═════ STORED DATA

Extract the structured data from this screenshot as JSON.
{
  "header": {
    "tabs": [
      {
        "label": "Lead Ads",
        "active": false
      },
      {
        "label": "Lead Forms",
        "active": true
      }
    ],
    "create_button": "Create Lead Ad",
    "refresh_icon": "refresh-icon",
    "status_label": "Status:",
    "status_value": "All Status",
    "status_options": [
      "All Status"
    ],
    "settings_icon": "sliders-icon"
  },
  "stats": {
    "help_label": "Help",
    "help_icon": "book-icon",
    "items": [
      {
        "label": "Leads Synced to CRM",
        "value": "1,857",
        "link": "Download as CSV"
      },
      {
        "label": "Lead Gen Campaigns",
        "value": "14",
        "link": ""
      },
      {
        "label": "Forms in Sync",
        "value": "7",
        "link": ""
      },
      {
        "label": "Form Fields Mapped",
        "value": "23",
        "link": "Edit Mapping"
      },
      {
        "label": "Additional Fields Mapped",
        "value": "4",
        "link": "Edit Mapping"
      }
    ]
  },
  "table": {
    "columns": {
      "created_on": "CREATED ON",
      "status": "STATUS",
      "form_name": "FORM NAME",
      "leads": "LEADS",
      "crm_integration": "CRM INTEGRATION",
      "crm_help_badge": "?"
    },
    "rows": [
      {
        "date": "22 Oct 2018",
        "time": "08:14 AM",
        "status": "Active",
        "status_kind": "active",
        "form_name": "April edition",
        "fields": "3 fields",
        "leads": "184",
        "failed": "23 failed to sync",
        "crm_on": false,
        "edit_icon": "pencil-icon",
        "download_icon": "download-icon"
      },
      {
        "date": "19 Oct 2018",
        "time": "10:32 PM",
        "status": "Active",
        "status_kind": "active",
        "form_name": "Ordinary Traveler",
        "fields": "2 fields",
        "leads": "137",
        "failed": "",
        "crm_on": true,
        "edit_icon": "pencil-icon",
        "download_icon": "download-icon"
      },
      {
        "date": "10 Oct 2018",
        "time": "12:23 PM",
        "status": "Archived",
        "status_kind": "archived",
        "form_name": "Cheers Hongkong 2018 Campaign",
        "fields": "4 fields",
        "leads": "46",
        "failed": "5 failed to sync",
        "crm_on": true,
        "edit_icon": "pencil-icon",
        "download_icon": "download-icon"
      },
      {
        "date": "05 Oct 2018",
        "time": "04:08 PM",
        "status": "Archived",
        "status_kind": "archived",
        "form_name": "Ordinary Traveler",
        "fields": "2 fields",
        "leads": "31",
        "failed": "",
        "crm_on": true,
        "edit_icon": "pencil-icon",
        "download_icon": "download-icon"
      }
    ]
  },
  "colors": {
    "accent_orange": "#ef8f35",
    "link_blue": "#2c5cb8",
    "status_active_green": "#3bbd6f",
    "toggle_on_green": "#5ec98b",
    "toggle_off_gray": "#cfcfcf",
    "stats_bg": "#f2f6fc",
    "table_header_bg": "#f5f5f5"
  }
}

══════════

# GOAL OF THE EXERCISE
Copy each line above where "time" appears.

# SOLVED EXERCISE
        "time": "08:14 AM",
        "time": "10:32 PM",
        "time": "12:23 PM",
        "time": "04:08 PM",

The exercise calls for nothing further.